[Stored entries]
- Opening Delimiter -

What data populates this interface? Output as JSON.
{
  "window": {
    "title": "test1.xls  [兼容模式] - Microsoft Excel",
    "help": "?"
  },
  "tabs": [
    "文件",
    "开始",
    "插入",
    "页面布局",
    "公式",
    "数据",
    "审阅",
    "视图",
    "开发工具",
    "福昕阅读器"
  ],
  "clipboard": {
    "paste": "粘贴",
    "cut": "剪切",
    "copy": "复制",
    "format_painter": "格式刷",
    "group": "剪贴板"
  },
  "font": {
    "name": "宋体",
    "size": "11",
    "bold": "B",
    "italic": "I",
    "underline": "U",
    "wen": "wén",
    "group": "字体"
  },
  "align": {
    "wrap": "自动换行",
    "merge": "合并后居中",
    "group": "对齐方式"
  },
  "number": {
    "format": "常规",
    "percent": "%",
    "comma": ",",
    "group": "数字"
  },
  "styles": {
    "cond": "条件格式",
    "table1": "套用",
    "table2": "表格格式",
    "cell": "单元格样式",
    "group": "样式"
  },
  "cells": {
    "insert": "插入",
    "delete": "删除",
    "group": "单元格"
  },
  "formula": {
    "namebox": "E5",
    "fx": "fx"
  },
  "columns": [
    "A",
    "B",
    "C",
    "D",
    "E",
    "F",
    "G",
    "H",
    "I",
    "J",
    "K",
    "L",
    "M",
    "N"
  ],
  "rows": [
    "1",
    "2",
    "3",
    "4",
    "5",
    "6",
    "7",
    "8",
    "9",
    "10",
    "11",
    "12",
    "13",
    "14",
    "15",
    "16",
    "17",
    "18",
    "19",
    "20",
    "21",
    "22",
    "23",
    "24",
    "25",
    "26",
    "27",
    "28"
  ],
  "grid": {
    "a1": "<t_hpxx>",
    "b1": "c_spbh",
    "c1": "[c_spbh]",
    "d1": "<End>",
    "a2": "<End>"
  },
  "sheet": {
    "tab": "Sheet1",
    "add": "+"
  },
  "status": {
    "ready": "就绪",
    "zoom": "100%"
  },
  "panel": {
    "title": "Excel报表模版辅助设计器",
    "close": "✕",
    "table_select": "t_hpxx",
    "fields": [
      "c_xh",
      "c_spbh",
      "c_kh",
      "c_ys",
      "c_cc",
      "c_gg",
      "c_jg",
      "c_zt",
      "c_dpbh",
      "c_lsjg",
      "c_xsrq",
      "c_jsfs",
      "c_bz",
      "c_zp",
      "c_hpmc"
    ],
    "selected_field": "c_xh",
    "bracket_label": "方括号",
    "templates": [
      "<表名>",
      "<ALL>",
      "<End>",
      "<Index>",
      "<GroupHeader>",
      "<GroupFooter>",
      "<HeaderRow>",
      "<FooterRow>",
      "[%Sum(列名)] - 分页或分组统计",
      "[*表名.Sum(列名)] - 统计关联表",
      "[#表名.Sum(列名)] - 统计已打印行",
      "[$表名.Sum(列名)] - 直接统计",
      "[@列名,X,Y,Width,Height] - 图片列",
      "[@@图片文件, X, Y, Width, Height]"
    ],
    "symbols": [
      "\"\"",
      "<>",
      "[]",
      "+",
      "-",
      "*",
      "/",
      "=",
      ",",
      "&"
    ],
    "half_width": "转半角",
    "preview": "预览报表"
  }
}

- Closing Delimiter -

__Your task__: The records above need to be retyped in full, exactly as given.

__Solution for this problem__:
What data populates this interface? Output as JSON.
{
  "window": {
    "title": "test1.xls  [兼容模式] - Microsoft Excel",
    "help": "?"
  },
  "tabs": [
    "文件",
    "开始",
    "插入",
    "页面布局",
    "公式",
    "数据",
    "审阅",
    "视图",
    "开发工具",
    "福昕阅读器"
  ],
  "clipboard": {
    "paste": "粘贴",
    "cut": "剪切",
    "copy": "复制",
    "format_painter": "格式刷",
    "group": "剪贴板"
  },
  "font": {
    "name": "宋体",
    "size": "11",
    "bold": "B",
    "italic": "I",
    "underline": "U",
    "wen": "wén",
    "group": "字体"
  },
  "align": {
    "wrap": "自动换行",
    "merge": "合并后居中",
    "group": "对齐方式"
  },
  "number": {
    "format": "常规",
    "percent": "%",
    "comma": ",",
    "group": "数字"
  },
  "styles": {
    "cond": "条件格式",
    "table1": "套用",
    "table2": "表格格式",
    "cell": "单元格样式",
    "group": "样式"
  },
  "cells": {
    "insert": "插入",
    "delete": "删除",
    "group": "单元格"
  },
  "formula": {
    "namebox": "E5",
    "fx": "fx"
  },
  "columns": [
    "A",
    "B",
    "C",
    "D",
    "E",
    "F",
    "G",
    "H",
    "I",
    "J",
    "K",
    "L",
    "M",
    "N"
  ],
  "rows": [
    "1",
    "2",
    "3",
    "4",
    "5",
    "6",
    "7",
    "8",
    "9",
    "10",
    "11",
    "12",
    "13",
    "14",
    "15",
    "16",
    "17",
    "18",
    "19",
    "20",
    "21",
    "22",
    "23",
    "24",
    "25",
    "26",
    "27",
    "28"
  ],
  "grid": {
    "a1": "<t_hpxx>",
    "b1": "c_spbh",
    "c1": "[c_spbh]",
    "d1": "<End>",
    "a2": "<End>"
  },
  "sheet": {
    "tab": "Sheet1",
    "add": "+"
  },
  "status": {
    "ready": "就绪",
    "zoom": "100%"
  },
  "panel": {
    "title": "Excel报表模版辅助设计器",
    "close": "✕",
    "table_select": "t_hpxx",
    "fields": [
      "c_xh",
      "c_spbh",
      "c_kh",
      "c_ys",
      "c_cc",
      "c_gg",
      "c_jg",
      "c_zt",
      "c_dpbh",
      "c_lsjg",
      "c_xsrq",
      "c_jsfs",
      "c_bz",
      "c_zp",
      "c_hpmc"
    ],
    "selected_field": "c_xh",
    "bracket_label": "方括号",
    "templates": [
      "<表名>",
      "<ALL>",
      "<End>",
      "<Index>",
      "<GroupHeader>",
      "<GroupFooter>",
      "<HeaderRow>",
      "<FooterRow>",
      "[%Sum(列名)] - 分页或分组统计",
      "[*表名.Sum(列名)] - 统计关联表",
      "[#表名.Sum(列名)] - 统计已打印行",
      "[$表名.Sum(列名)] - 直接统计",
      "[@列名,X,Y,Width,Height] - 图片列",
      "[@@图片文件, X, Y, Width, Height]"
    ],
    "symbols": [
      "\"\"",
      "<>",
      "[]",
      "+",
      "-",
      "*",
      "/",
      "=",
      ",",
      "&"
    ],
    "half_width": "转半角",
    "preview": "预览报表"
  }
}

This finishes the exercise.